What you are asked to do: For the word "data", give the number of lines in these entries that contain it, with nothing else.

((

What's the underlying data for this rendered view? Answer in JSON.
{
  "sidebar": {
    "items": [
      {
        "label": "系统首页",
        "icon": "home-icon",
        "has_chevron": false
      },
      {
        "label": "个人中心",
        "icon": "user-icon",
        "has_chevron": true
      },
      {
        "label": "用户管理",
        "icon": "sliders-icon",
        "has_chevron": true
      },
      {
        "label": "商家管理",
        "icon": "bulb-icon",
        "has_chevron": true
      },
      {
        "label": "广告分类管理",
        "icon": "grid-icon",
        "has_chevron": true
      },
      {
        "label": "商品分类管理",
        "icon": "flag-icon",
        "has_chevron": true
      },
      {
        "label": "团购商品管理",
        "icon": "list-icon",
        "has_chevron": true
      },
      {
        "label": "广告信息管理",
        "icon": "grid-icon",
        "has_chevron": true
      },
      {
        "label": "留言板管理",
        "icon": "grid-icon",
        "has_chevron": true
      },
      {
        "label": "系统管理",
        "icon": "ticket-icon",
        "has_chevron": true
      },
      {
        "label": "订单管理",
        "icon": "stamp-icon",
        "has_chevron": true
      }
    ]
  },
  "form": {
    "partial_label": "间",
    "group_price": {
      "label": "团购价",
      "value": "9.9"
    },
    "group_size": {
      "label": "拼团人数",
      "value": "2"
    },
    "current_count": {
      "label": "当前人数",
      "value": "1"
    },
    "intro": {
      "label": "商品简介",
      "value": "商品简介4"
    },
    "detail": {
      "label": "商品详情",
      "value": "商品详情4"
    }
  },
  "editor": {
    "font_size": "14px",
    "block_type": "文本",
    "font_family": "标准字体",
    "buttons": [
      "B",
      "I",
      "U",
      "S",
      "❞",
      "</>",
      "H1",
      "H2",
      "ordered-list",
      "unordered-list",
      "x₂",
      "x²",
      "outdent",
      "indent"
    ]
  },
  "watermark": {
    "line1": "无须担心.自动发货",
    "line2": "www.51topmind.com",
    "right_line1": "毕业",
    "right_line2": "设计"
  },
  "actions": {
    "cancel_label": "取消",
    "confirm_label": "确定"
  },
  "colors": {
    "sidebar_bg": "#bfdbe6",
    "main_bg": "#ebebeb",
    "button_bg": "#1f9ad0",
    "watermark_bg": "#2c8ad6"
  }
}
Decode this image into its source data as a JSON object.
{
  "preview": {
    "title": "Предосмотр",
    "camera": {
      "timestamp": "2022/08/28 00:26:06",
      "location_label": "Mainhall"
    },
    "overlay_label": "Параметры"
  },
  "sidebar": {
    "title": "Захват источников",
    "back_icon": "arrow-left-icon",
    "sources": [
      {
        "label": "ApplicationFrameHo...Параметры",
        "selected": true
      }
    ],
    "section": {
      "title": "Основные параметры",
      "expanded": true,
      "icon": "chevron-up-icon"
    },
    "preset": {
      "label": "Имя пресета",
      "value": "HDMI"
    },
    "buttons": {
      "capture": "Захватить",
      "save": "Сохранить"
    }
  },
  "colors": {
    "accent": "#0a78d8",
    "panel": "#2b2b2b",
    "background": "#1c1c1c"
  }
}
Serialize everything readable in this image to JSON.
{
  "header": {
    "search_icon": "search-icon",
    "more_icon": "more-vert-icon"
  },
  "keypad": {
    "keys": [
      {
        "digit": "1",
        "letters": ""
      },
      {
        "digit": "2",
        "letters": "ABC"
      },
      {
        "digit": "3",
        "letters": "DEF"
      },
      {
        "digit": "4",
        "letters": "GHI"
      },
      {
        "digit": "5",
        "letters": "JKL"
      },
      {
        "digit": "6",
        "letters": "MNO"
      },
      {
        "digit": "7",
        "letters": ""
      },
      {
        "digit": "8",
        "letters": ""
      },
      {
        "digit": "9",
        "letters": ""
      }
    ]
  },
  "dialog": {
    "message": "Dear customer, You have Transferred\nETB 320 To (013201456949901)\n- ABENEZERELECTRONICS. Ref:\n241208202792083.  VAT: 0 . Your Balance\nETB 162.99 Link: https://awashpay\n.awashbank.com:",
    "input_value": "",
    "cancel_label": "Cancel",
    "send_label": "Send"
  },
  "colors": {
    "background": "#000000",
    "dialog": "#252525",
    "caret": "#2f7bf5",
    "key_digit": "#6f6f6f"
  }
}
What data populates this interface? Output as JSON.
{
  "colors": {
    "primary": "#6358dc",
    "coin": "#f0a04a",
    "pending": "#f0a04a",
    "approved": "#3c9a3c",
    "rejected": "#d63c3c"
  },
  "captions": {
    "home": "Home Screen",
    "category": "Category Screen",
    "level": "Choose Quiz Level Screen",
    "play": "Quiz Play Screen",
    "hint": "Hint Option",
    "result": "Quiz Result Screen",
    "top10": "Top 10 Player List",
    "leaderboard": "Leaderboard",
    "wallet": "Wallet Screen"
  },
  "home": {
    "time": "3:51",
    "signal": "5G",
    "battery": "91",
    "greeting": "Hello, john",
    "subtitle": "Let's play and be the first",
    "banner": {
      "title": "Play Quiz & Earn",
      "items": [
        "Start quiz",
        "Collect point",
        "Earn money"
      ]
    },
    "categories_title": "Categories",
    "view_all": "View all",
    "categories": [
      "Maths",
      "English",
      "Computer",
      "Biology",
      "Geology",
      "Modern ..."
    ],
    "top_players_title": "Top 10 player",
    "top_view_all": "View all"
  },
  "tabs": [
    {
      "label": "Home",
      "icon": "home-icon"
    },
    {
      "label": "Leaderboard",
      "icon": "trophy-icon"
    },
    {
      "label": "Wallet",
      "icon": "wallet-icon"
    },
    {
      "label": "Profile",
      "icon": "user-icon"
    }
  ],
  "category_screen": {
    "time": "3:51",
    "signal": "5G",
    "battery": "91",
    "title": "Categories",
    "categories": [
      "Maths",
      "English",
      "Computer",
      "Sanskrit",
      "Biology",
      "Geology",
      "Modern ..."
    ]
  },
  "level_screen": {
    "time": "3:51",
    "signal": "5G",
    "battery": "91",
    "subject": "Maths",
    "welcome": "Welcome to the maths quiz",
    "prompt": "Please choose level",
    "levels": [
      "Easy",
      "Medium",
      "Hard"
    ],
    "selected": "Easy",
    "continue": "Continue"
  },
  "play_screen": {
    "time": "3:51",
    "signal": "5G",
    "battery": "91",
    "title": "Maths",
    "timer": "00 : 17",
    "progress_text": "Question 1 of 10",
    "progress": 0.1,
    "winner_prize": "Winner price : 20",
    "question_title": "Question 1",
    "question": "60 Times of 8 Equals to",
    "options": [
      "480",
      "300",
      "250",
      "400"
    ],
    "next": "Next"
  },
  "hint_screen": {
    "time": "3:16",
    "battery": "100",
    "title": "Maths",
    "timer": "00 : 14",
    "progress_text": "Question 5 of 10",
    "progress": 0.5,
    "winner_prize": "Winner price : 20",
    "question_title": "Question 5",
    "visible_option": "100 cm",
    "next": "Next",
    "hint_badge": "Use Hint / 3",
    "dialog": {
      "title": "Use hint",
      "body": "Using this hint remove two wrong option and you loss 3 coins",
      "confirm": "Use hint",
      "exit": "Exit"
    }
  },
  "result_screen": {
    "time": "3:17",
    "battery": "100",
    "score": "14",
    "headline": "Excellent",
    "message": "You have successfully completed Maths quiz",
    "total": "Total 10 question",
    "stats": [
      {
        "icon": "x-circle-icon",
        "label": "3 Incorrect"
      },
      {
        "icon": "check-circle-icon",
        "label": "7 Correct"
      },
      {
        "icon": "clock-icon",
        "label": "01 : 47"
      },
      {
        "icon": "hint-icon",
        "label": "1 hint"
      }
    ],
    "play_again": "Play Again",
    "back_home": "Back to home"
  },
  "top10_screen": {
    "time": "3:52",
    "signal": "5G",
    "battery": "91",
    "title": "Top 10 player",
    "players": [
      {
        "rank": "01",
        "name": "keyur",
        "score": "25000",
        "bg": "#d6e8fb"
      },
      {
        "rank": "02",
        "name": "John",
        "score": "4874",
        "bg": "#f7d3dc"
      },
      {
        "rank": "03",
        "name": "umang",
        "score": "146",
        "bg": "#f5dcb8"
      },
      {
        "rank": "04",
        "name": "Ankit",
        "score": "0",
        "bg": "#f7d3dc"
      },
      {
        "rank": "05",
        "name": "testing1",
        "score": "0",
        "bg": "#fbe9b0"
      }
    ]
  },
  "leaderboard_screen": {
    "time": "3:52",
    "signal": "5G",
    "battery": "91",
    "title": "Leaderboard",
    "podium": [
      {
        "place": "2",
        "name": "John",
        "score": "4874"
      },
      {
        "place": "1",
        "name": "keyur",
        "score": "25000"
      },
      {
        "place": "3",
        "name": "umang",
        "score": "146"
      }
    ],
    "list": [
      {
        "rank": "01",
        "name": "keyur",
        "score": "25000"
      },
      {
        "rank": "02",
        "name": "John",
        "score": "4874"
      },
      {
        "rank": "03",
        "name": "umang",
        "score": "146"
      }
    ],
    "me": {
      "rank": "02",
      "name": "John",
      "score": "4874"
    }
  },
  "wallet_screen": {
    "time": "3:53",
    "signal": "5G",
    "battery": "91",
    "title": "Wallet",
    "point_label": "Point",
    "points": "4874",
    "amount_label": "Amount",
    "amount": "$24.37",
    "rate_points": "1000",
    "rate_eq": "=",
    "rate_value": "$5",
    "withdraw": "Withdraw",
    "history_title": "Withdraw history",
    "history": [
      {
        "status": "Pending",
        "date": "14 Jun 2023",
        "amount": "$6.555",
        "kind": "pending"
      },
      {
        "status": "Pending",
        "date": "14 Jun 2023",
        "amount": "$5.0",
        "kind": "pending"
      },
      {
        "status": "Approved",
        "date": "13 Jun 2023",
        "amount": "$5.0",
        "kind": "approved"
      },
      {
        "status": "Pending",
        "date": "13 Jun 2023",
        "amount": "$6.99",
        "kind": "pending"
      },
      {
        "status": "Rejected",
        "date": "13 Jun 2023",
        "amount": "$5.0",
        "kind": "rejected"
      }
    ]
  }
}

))

Result for this task: 3